**Task goal**
If any record holds an image, omit the image and print the rest exactly.

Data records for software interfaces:
*** Block opens ***

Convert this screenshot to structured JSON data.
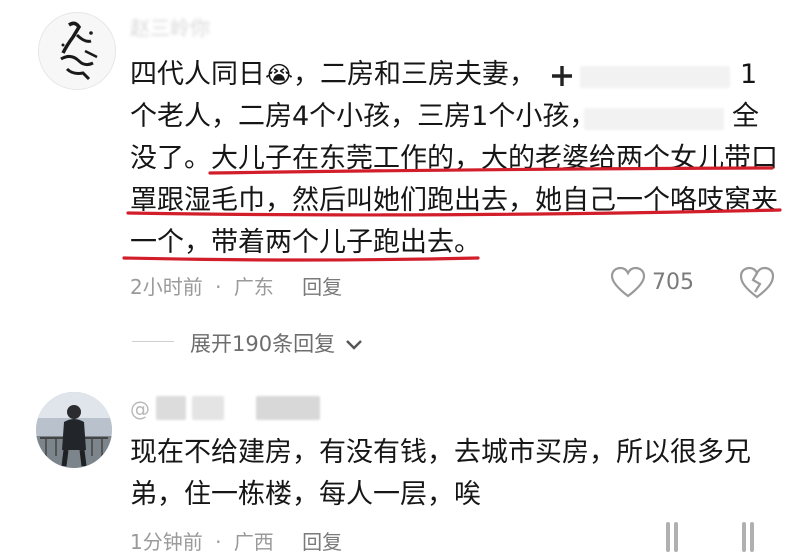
{
  "comment1": {
    "username": "赵三岭你",
    "text_line1_a": "四代人同日",
    "emoji": "😭",
    "text_line1_b": "，二房和三房夫妻，",
    "text_line1_c": "1",
    "text_line2_a": "个老人，二房4个小孩，三房1个小孩，",
    "text_line2_b": "全",
    "text_line3_a": "没了。",
    "text_line3_b": "大儿子在东莞工作的，大的老婆给两个女儿带口",
    "text_line4": "罩跟湿毛巾，然后叫她们跑出去，她自己一个咯吱窝夹",
    "text_line5": "一个，带着两个儿子跑出去。",
    "time": "2小时前",
    "location": "广东",
    "reply_label": "回复",
    "like_count": "705",
    "expand_label": "展开190条回复"
  },
  "comment2": {
    "username_prefix": "@",
    "text_line1": "现在不给建房，有没有钱，去城市买房，所以很多兄",
    "text_line2": "弟，住一栋楼，每人一层，唉",
    "time": "1分钟前",
    "location": "广西",
    "reply_label": "回复"
  },
  "colors": {
    "highlight_underline": "#d21e2b",
    "meta_text": "#9a9a9a"
  },
  "icons": [
    "heart-icon",
    "broken-heart-icon",
    "chevron-down-icon",
    "plus-icon",
    "like-icon",
    "dislike-icon"
  ]
}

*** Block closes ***

**Response for this exercise**
Convert this screenshot to structured JSON data.
{
  "comment1": {
    "username": "赵三岭你",
    "text_line1_a": "四代人同日",
    "emoji": "😭",
    "text_line1_b": "，二房和三房夫妻，",
    "text_line1_c": "1",
    "text_line2_a": "个老人，二房4个小孩，三房1个小孩，",
    "text_line2_b": "全",
    "text_line3_a": "没了。",
    "text_line3_b": "大儿子在东莞工作的，大的老婆给两个女儿带口",
    "text_line4": "罩跟湿毛巾，然后叫她们跑出去，她自己一个咯吱窝夹",
    "text_line5": "一个，带着两个儿子跑出去。",
    "time": "2小时前",
    "location": "广东",
    "reply_label": "回复",
    "like_count": "705",
    "expand_label": "展开190条回复"
  },
  "comment2": {
    "username_prefix": "@",
    "text_line1": "现在不给建房，有没有钱，去城市买房，所以很多兄",
    "text_line2": "弟，住一栋楼，每人一层，唉",
    "time": "1分钟前",
    "location": "广西",
    "reply_label": "回复"
  },
  "colors": {
    "highlight_underline": "#d21e2b",
    "meta_text": "#9a9a9a"
  },
  "icons": [
    "heart-icon",
    "broken-heart-icon",
    "chevron-down-icon",
    "plus-icon",
    "like-icon",
    "dislike-icon"
  ]
}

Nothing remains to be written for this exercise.